“You know… No white boy has ever been able to stop me before.”
I couldn’t believe it. MJ was talking trash to me! I fought off a smile and before I could muster another thought, he had taken a dribble to his left and pulled up for a jump shot. I did all I could to stay in front of him and put a hand in his face. Luckily, he missed the shot. I ran down the court asking myself if that encounter really happened. It did, and it was awesome.
Fast forward to the ’03-04 NBA regular season. I was in my second year with the Phoenix Suns. We were a young team, led by new coach Mike D’Antoni. We didn’t have Steve Nash yet (he would join us next season), but we had a lot of young talent, including Amar’e Stoudemire, Shawn Marion and Joe Johnson. We traded away Stephon Marbury about halfway through the season, and we were trying to rebuild our team identity. It was a long year and we struggled at times in the loaded Western Conference, but it was a really fun season. At least I thought it was.
During that year, the biggest story in the NBA was about the newest high school sensation, LeBron James. He lived up to the hype and was already starting to dominate at the NBA level. I was looking forward to the chance to play against him that year. It came in Cleveland, toward the later stages of the season. I was the 6th man of our team (averaging over 20 minutes per game), so I knew that there was going to be a good chance that I would see a lot of LeBron on the court that night. I also know that, even though LBJ is not my defensive assignment, at some point (just like in the scrimmage in Santa Barbara) I will have an opportunity to guard LeBron.
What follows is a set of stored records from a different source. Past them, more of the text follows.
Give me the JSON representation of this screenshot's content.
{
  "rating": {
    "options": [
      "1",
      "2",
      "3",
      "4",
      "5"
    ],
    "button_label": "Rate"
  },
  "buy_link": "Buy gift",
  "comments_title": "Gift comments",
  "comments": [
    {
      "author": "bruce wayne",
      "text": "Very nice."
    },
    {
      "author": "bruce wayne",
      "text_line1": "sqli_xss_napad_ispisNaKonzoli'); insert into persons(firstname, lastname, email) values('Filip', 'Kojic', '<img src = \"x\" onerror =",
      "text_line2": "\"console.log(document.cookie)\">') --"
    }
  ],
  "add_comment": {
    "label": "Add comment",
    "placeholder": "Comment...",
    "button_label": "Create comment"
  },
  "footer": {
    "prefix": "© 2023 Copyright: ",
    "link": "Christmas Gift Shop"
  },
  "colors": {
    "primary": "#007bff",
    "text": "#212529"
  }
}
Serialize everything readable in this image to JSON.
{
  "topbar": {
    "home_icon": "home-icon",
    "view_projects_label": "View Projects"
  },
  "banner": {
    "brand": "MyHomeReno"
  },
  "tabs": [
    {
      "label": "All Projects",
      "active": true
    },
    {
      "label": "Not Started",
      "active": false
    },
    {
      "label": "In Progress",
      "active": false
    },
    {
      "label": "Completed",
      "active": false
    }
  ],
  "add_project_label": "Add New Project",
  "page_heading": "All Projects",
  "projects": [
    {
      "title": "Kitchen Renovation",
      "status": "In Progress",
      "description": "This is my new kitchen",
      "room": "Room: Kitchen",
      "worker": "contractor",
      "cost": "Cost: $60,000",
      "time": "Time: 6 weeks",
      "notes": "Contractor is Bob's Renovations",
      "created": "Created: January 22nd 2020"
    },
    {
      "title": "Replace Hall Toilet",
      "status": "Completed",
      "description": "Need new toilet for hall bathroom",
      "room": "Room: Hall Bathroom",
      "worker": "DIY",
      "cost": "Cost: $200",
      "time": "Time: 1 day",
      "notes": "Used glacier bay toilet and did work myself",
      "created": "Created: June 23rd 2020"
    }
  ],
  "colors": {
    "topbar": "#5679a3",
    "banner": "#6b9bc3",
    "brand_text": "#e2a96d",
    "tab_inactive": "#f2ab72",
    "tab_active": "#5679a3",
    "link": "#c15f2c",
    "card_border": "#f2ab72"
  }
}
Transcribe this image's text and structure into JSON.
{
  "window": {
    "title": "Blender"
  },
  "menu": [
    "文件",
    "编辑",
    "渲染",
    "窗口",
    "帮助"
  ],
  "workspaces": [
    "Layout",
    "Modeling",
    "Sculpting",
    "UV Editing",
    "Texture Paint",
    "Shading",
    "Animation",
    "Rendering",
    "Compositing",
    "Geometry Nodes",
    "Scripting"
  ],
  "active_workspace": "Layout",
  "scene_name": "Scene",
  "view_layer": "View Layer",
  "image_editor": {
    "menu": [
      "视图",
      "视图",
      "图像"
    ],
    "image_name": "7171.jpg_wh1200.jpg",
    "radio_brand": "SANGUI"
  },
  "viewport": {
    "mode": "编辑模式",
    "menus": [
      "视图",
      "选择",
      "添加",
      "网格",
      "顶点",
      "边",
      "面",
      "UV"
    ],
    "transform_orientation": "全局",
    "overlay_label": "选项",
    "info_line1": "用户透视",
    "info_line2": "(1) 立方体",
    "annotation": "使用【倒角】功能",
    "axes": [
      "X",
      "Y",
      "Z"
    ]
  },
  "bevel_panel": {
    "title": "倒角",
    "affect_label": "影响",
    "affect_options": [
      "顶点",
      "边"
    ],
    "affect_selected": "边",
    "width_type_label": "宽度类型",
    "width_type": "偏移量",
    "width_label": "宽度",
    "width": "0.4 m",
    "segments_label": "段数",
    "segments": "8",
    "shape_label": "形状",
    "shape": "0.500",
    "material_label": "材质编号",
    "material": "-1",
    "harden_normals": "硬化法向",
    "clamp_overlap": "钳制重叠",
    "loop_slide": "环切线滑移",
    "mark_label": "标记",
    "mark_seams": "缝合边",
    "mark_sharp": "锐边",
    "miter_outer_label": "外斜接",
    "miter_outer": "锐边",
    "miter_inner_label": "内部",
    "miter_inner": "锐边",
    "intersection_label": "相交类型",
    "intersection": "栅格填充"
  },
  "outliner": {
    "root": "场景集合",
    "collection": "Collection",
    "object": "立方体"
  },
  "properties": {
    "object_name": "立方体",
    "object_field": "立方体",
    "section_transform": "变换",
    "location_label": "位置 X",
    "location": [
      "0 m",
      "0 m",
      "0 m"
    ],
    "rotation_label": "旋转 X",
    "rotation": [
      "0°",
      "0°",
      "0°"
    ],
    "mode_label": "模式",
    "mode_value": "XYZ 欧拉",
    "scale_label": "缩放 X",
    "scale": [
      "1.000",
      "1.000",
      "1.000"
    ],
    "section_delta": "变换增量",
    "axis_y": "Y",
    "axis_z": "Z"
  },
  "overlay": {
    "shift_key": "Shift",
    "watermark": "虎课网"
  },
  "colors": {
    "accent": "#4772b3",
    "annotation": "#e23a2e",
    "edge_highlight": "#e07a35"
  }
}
My opportunity came in the second quarter. After a screen and roll with my guy, I switched men with Joe Johnson, leaving me to guard LeBron on the wing right in front of the Cavalier bench. It wasn’t the same feeling as when I got to guard MJ (LeBron was still a rookie at this point), but it was still pretty cool. Everyone who saw this young man play knew that if he stayed healthy, he could be one of the best to ever play. I was well aware of his physical skills and the fact that he outweighed me by at least 25 pounds. So I backed off LeBron a couple feet. He immediately turned his back to me and started to back me down into the post area. I knew this was coming, but I also knew that my teammates would help if I got into real trouble. After the first two dribbles, I heard a voice from their bench saying:
“Take that white boy to the hole!”
I smiled when I heard that (see picture). It was funny. It also reminded me of the day I played against MJ. LeBron didn’t score on that possession either. He passed ball, like he always does when he sees help coming toward him. It’s what makes him so good. I wouldn’t have been able to stop LeBron in the post that day, or any other day, but it was fun to try.
Michael Jordan and LeBron James. Two of the best basketball players ever. These two have a lot of similarities: scoring titles, All-Star games, endorsement deals with Nike, etc. What else do they have in common?
Getting checked by a “white boy” from Glendora, CA. Well, at least that is the story I will tell my kids someday.
Casey Jacobsen is a former SLAM High School First Team All-American and NCAA First Team All-American. He currently plays for Brose Baskets in Bamberg, Germany.